== RECORDED DATA
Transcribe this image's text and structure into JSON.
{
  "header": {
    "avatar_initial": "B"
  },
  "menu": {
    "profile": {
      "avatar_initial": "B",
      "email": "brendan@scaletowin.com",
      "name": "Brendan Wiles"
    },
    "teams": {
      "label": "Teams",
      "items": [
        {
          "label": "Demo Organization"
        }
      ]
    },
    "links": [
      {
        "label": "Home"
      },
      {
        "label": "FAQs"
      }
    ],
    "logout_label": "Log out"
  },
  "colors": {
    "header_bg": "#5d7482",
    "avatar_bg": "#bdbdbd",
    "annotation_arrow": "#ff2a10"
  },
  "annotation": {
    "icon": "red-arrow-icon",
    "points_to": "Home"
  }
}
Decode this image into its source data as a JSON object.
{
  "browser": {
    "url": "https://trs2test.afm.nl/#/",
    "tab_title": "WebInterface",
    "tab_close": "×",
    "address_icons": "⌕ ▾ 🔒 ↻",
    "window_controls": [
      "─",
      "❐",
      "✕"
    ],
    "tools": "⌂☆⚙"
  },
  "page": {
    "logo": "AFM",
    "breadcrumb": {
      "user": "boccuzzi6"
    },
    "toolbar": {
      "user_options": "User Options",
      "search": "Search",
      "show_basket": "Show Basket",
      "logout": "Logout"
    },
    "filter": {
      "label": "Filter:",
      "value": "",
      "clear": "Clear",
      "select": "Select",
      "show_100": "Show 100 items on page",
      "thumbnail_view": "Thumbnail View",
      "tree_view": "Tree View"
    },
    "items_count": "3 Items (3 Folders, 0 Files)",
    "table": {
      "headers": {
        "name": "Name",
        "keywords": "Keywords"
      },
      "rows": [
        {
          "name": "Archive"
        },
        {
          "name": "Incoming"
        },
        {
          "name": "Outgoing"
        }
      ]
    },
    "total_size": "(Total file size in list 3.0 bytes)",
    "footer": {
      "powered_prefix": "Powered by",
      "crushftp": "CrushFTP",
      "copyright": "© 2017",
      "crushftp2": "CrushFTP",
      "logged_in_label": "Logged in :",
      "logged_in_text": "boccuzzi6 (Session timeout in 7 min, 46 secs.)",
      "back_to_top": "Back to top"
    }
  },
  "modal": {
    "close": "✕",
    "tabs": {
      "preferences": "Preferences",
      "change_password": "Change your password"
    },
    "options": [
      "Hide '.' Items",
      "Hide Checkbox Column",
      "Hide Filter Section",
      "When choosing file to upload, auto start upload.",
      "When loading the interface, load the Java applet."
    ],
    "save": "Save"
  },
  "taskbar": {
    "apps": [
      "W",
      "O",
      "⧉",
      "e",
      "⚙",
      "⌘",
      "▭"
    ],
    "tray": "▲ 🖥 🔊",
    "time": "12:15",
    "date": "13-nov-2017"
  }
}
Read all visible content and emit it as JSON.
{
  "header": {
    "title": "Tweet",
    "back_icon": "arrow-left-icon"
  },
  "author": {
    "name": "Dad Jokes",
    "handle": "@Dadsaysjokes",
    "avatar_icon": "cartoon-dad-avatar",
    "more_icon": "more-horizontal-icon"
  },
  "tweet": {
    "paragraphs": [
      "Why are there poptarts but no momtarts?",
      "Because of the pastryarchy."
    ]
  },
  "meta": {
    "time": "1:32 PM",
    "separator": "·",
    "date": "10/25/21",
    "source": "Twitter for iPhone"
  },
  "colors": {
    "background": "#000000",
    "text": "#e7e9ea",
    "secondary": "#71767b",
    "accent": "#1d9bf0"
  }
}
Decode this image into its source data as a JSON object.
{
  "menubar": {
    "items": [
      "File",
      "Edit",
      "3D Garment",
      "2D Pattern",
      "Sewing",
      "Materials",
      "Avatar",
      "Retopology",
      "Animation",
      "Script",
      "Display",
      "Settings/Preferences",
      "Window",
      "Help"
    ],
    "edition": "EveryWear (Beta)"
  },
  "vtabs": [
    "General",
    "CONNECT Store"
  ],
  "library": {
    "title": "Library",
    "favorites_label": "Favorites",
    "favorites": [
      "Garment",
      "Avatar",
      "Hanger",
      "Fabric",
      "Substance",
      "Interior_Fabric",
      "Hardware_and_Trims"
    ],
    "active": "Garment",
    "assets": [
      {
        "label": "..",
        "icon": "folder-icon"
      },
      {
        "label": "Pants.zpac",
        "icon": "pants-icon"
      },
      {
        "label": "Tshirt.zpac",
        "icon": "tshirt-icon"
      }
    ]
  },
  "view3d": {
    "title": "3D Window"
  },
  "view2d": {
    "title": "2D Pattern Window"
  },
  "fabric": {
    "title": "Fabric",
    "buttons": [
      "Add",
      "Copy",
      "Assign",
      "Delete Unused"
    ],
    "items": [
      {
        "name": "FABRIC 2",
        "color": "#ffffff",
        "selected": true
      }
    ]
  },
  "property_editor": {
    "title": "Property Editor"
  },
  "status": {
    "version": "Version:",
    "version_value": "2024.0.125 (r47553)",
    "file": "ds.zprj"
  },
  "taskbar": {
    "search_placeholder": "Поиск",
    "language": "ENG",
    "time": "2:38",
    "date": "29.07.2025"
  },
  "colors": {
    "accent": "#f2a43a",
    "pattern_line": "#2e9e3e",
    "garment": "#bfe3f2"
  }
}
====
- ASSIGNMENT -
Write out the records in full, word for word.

- TASK OUTPUT -
Transcribe this image's text and structure into JSON.
{
  "header": {
    "avatar_initial": "B"
  },
  "menu": {
    "profile": {
      "avatar_initial": "B",
      "email": "brendan@scaletowin.com",
      "name": "Brendan Wiles"
    },
    "teams": {
      "label": "Teams",
      "items": [
        {
          "label": "Demo Organization"
        }
      ]
    },
    "links": [
      {
        "label": "Home"
      },
      {
        "label": "FAQs"
      }
    ],
    "logout_label": "Log out"
  },
  "colors": {
    "header_bg": "#5d7482",
    "avatar_bg": "#bdbdbd",
    "annotation_arrow": "#ff2a10"
  },
  "annotation": {
    "icon": "red-arrow-icon",
    "points_to": "Home"
  }
}
Decode this image into its source data as a JSON object.
{
  "browser": {
    "url": "https://trs2test.afm.nl/#/",
    "tab_title": "WebInterface",
    "tab_close": "×",
    "address_icons": "⌕ ▾ 🔒 ↻",
    "window_controls": [
      "─",
      "❐",
      "✕"
    ],
    "tools": "⌂☆⚙"
  },
  "page": {
    "logo": "AFM",
    "breadcrumb": {
      "user": "boccuzzi6"
    },
    "toolbar": {
      "user_options": "User Options",
      "search": "Search",
      "show_basket": "Show Basket",
      "logout": "Logout"
    },
    "filter": {
      "label": "Filter:",
      "value": "",
      "clear": "Clear",
      "select": "Select",
      "show_100": "Show 100 items on page",
      "thumbnail_view": "Thumbnail View",
      "tree_view": "Tree View"
    },
    "items_count": "3 Items (3 Folders, 0 Files)",
    "table": {
      "headers": {
        "name": "Name",
        "keywords": "Keywords"
      },
      "rows": [
        {
          "name": "Archive"
        },
        {
          "name": "Incoming"
        },
        {
          "name": "Outgoing"
        }
      ]
    },
    "total_size": "(Total file size in list 3.0 bytes)",
    "footer": {
      "powered_prefix": "Powered by",
      "crushftp": "CrushFTP",
      "copyright": "© 2017",
      "crushftp2": "CrushFTP",
      "logged_in_label": "Logged in :",
      "logged_in_text": "boccuzzi6 (Session timeout in 7 min, 46 secs.)",
      "back_to_top": "Back to top"
    }
  },
  "modal": {
    "close": "✕",
    "tabs": {
      "preferences": "Preferences",
      "change_password": "Change your password"
    },
    "options": [
      "Hide '.' Items",
      "Hide Checkbox Column",
      "Hide Filter Section",
      "When choosing file to upload, auto start upload.",
      "When loading the interface, load the Java applet."
    ],
    "save": "Save"
  },
  "taskbar": {
    "apps": [
      "W",
      "O",
      "⧉",
      "e",
      "⚙",
      "⌘",
      "▭"
    ],
    "tray": "▲ 🖥 🔊",
    "time": "12:15",
    "date": "13-nov-2017"
  }
}
Read all visible content and emit it as JSON.
{
  "header": {
    "title": "Tweet",
    "back_icon": "arrow-left-icon"
  },
  "author": {
    "name": "Dad Jokes",
    "handle": "@Dadsaysjokes",
    "avatar_icon": "cartoon-dad-avatar",
    "more_icon": "more-horizontal-icon"
  },
  "tweet": {
    "paragraphs": [
      "Why are there poptarts but no momtarts?",
      "Because of the pastryarchy."
    ]
  },
  "meta": {
    "time": "1:32 PM",
    "separator": "·",
    "date": "10/25/21",
    "source": "Twitter for iPhone"
  },
  "colors": {
    "background": "#000000",
    "text": "#e7e9ea",
    "secondary": "#71767b",
    "accent": "#1d9bf0"
  }
}
Decode this image into its source data as a JSON object.
{
  "menubar": {
    "items": [
      "File",
      "Edit",
      "3D Garment",
      "2D Pattern",
      "Sewing",
      "Materials",
      "Avatar",
      "Retopology",
      "Animation",
      "Script",
      "Display",
      "Settings/Preferences",
      "Window",
      "Help"
    ],
    "edition": "EveryWear (Beta)"
  },
  "vtabs": [
    "General",
    "CONNECT Store"
  ],
  "library": {
    "title": "Library",
    "favorites_label": "Favorites",
    "favorites": [
      "Garment",
      "Avatar",
      "Hanger",
      "Fabric",
      "Substance",
      "Interior_Fabric",
      "Hardware_and_Trims"
    ],
    "active": "Garment",
    "assets": [
      {
        "label": "..",
        "icon": "folder-icon"
      },
      {
        "label": "Pants.zpac",
        "icon": "pants-icon"
      },
      {
        "label": "Tshirt.zpac",
        "icon": "tshirt-icon"
      }
    ]
  },
  "view3d": {
    "title": "3D Window"
  },
  "view2d": {
    "title": "2D Pattern Window"
  },
  "fabric": {
    "title": "Fabric",
    "buttons": [
      "Add",
      "Copy",
      "Assign",
      "Delete Unused"
    ],
    "items": [
      {
        "name": "FABRIC 2",
        "color": "#ffffff",
        "selected": true
      }
    ]
  },
  "property_editor": {
    "title": "Property Editor"
  },
  "status": {
    "version": "Version:",
    "version_value": "2024.0.125 (r47553)",
    "file": "ds.zprj"
  },
  "taskbar": {
    "search_placeholder": "Поиск",
    "language": "ENG",
    "time": "2:38",
    "date": "29.07.2025"
  },
  "colors": {
    "accent": "#f2a43a",
    "pattern_line": "#2e9e3e",
    "garment": "#bfe3f2"
  }
}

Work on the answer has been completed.